The Reading Retreat at Stoneydown Primary School

The Reading Retreat has been designed to create a quiet area within the playground of Stoneydown Park Primary School for children to spend time away from the busyness of the external play area, to enjoy reading.

The project connects local skills and knowledge within the area of Walthamstow, London.

It is unusual in having been lead by an almost wholly female team with the client Kirsty O’Brien, structural engineer Fiona Cobb, carpenters Christina French and  Lua Garcia who delivered the project on site with maker Toby Poolman, and designed by architects Zoë Berman and Beni Rogers. The women-led team offers an important example to young people, in a school that is highly diverse and supports young people from a range of backgrounds.

The original brief for the scheme was to enclose an open sided lean-to and build a new deck beneath the existing canopy. The design pushes this original brief further to create a raked seating area on which pupils can sit with a book, to relax and read during playtime. The space is also used for one to one reading support for young pupils aged 5 – 11 years.

Working with a limited construction budget the architects and makers worked closely together to develop a proposal that was pre-fabricated in the Blackhorse Workshop yard and assembled on site. The raked seating area offers both steps on which to sit, as well as reads that are hinged to lift up and offer storage areas beneath the seats to keep books. The seated area is painted in soft shades of green to tie in with the tones of the existing school cladding.

Embracing low cost and readily available materials, the structure was formed with joinery grade pine and is clad with corrugated polycarbonate.

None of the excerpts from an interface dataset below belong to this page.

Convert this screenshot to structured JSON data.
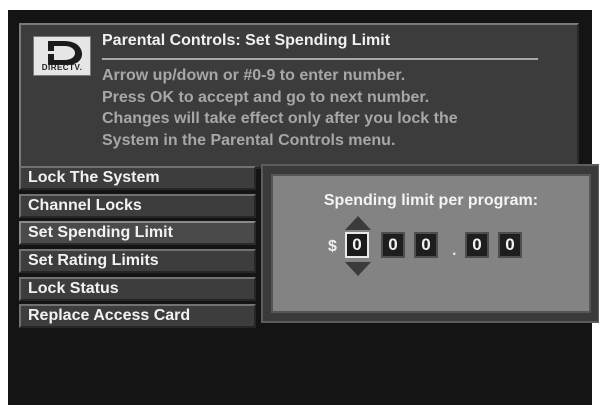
{
  "header": {
    "logo_text": "DIRECTV.",
    "title": "Parental Controls: Set Spending Limit",
    "instructions": [
      "Arrow up/down or #0-9 to enter number.",
      "Press OK to accept and go to next number.",
      "Changes will take effect only after you lock the",
      "System in the Parental Controls menu."
    ]
  },
  "menu": {
    "items": [
      {
        "label": "Lock The System"
      },
      {
        "label": "Channel Locks"
      },
      {
        "label": "Set Spending Limit",
        "selected": true
      },
      {
        "label": "Set Rating Limits"
      },
      {
        "label": "Lock Status"
      },
      {
        "label": "Replace Access Card"
      }
    ]
  },
  "spending": {
    "label": "Spending limit per program:",
    "currency": "$",
    "decimal_separator": ".",
    "digits": [
      "0",
      "0",
      "0",
      "0",
      "0"
    ]
  },
  "icons": {
    "logo": "directv-logo-icon",
    "up": "arrow-up-icon",
    "down": "arrow-down-icon"
  }
}
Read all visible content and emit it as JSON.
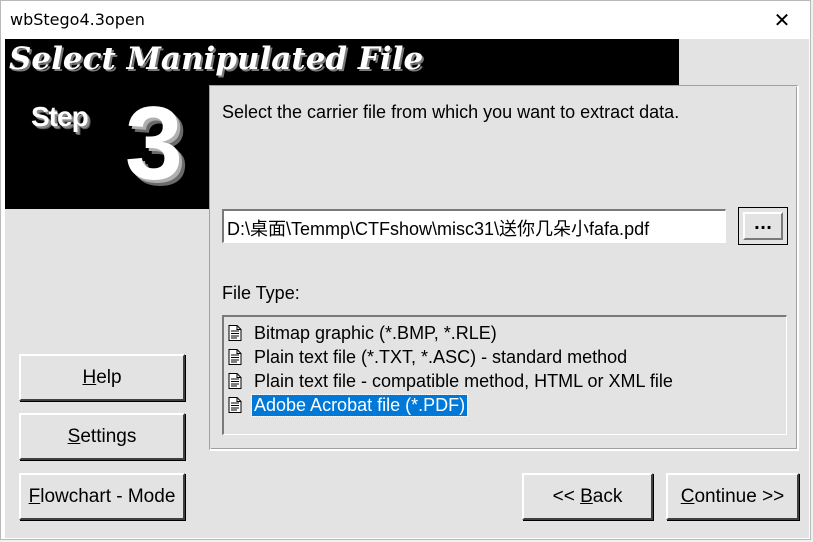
{
  "window": {
    "title": "wbStego4.3open",
    "close_glyph": "✕"
  },
  "banner": {
    "title": "Select Manipulated File"
  },
  "step": {
    "word": "Step",
    "number": "3"
  },
  "main": {
    "instruction": "Select the carrier file from which you want to extract data.",
    "path_value": "D:\\桌面\\Temmp\\CTFshow\\misc31\\送你几朵小fafa.pdf",
    "browse_label": "...",
    "file_type_label": "File Type:",
    "file_types": [
      {
        "label": "Bitmap graphic (*.BMP, *.RLE)",
        "icon": "document-icon",
        "selected": false
      },
      {
        "label": "Plain text file (*.TXT, *.ASC) - standard method",
        "icon": "document-icon",
        "selected": false
      },
      {
        "label": "Plain text file - compatible method, HTML or XML file",
        "icon": "document-icon",
        "selected": false
      },
      {
        "label": "Adobe Acrobat file (*.PDF)",
        "icon": "document-icon",
        "selected": true
      }
    ]
  },
  "buttons": {
    "help_first": "H",
    "help_rest": "elp",
    "settings_first": "S",
    "settings_rest": "ettings",
    "flow_first": "F",
    "flow_rest": "lowchart - Mode",
    "back_prefix": "<< ",
    "back_first": "B",
    "back_rest": "ack",
    "continue_first": "C",
    "continue_rest": "ontinue >>"
  },
  "colors": {
    "selection": "#0078d7",
    "banner": "#000000",
    "face": "#e3e3e3"
  }
}
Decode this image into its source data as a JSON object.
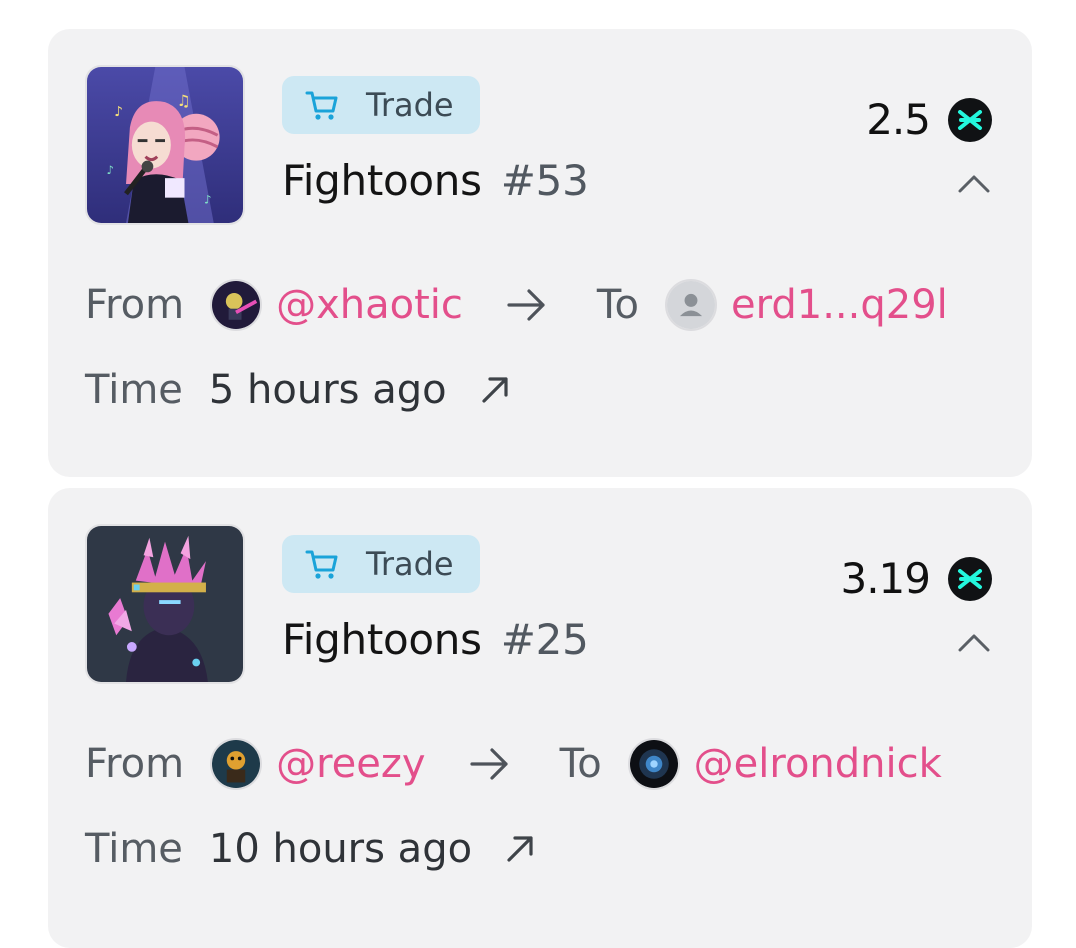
{
  "transactions": [
    {
      "type_label": "Trade",
      "collection": "Fightoons",
      "token_number": "#53",
      "price": "2.5",
      "token_icon": "egld-icon",
      "from_label": "From",
      "from_handle": "@xhaotic",
      "to_label": "To",
      "to_handle": "erd1...q29l",
      "time_label": "Time",
      "time_value": "5 hours ago"
    },
    {
      "type_label": "Trade",
      "collection": "Fightoons",
      "token_number": "#25",
      "price": "3.19",
      "token_icon": "egld-icon",
      "from_label": "From",
      "from_handle": "@reezy",
      "to_label": "To",
      "to_handle": "@elrondnick",
      "time_label": "Time",
      "time_value": "10 hours ago"
    }
  ],
  "colors": {
    "card_bg": "#f2f2f3",
    "badge_bg": "#cde8f3",
    "handle": "#e34f8b",
    "egld_mark": "#23f7dd"
  }
}
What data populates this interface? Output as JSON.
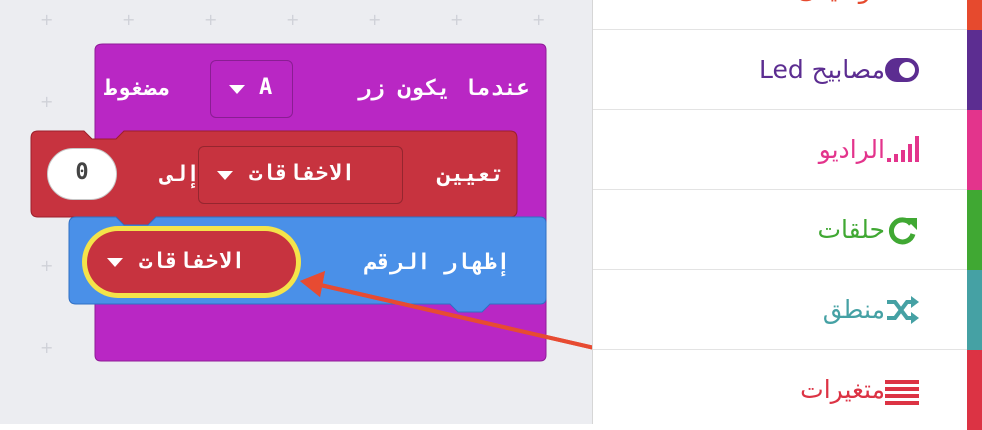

The designers sought to maximise the fabricators skills in joinery. The timbers were pre-cut and pre-drilled off site. Rather than showing the screws exposed over 250 wooden plugs were pre-made, plugged on site and flush cut. Such a high level of care has been invested throughout this project.

Part of the funding for the structure came from the Jewson Building Better Communities award that gave the school £4,000 worth of materials. Accordingly, the design maximised the use of materials that could be readily used, without needing complex preparation. The National Lottery Awards scheme granted £9,000 to the projects and the parents and teachers association fund raised £7,000.

All photos by Jim Stephenson